[Listed records]:
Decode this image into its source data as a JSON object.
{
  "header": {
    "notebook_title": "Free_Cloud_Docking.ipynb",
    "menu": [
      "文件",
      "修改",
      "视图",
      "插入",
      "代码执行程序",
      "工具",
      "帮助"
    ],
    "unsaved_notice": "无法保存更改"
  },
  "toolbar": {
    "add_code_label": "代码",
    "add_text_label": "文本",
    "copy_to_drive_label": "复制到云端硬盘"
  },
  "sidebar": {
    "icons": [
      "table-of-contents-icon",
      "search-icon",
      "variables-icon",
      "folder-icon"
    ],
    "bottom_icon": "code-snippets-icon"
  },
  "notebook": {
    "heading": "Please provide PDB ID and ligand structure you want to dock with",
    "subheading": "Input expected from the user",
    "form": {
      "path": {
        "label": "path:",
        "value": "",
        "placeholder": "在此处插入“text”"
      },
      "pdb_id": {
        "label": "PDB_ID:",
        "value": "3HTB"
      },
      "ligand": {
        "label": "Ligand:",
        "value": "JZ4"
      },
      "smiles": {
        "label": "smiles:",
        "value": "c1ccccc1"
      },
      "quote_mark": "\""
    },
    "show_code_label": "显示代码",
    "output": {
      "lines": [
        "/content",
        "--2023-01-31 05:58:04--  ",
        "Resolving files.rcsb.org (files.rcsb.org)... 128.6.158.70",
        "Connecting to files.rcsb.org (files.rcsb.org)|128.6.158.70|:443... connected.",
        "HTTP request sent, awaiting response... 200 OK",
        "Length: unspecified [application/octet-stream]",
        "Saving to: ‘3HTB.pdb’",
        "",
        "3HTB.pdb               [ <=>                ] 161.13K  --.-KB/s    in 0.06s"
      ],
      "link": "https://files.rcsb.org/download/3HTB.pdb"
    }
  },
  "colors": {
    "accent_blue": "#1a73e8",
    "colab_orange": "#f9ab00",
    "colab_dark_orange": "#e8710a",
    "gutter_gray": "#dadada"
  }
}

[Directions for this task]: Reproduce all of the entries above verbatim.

[Written answer]:
Decode this image into its source data as a JSON object.
{
  "header": {
    "notebook_title": "Free_Cloud_Docking.ipynb",
    "menu": [
      "文件",
      "修改",
      "视图",
      "插入",
      "代码执行程序",
      "工具",
      "帮助"
    ],
    "unsaved_notice": "无法保存更改"
  },
  "toolbar": {
    "add_code_label": "代码",
    "add_text_label": "文本",
    "copy_to_drive_label": "复制到云端硬盘"
  },
  "sidebar": {
    "icons": [
      "table-of-contents-icon",
      "search-icon",
      "variables-icon",
      "folder-icon"
    ],
    "bottom_icon": "code-snippets-icon"
  },
  "notebook": {
    "heading": "Please provide PDB ID and ligand structure you want to dock with",
    "subheading": "Input expected from the user",
    "form": {
      "path": {
        "label": "path:",
        "value": "",
        "placeholder": "在此处插入“text”"
      },
      "pdb_id": {
        "label": "PDB_ID:",
        "value": "3HTB"
      },
      "ligand": {
        "label": "Ligand:",
        "value": "JZ4"
      },
      "smiles": {
        "label": "smiles:",
        "value": "c1ccccc1"
      },
      "quote_mark": "\""
    },
    "show_code_label": "显示代码",
    "output": {
      "lines": [
        "/content",
        "--2023-01-31 05:58:04--  ",
        "Resolving files.rcsb.org (files.rcsb.org)... 128.6.158.70",
        "Connecting to files.rcsb.org (files.rcsb.org)|128.6.158.70|:443... connected.",
        "HTTP request sent, awaiting response... 200 OK",
        "Length: unspecified [application/octet-stream]",
        "Saving to: ‘3HTB.pdb’",
        "",
        "3HTB.pdb               [ <=>                ] 161.13K  --.-KB/s    in 0.06s"
      ],
      "link": "https://files.rcsb.org/download/3HTB.pdb"
    }
  },
  "colors": {
    "accent_blue": "#1a73e8",
    "colab_orange": "#f9ab00",
    "colab_dark_orange": "#e8710a",
    "gutter_gray": "#dadada"
  }
}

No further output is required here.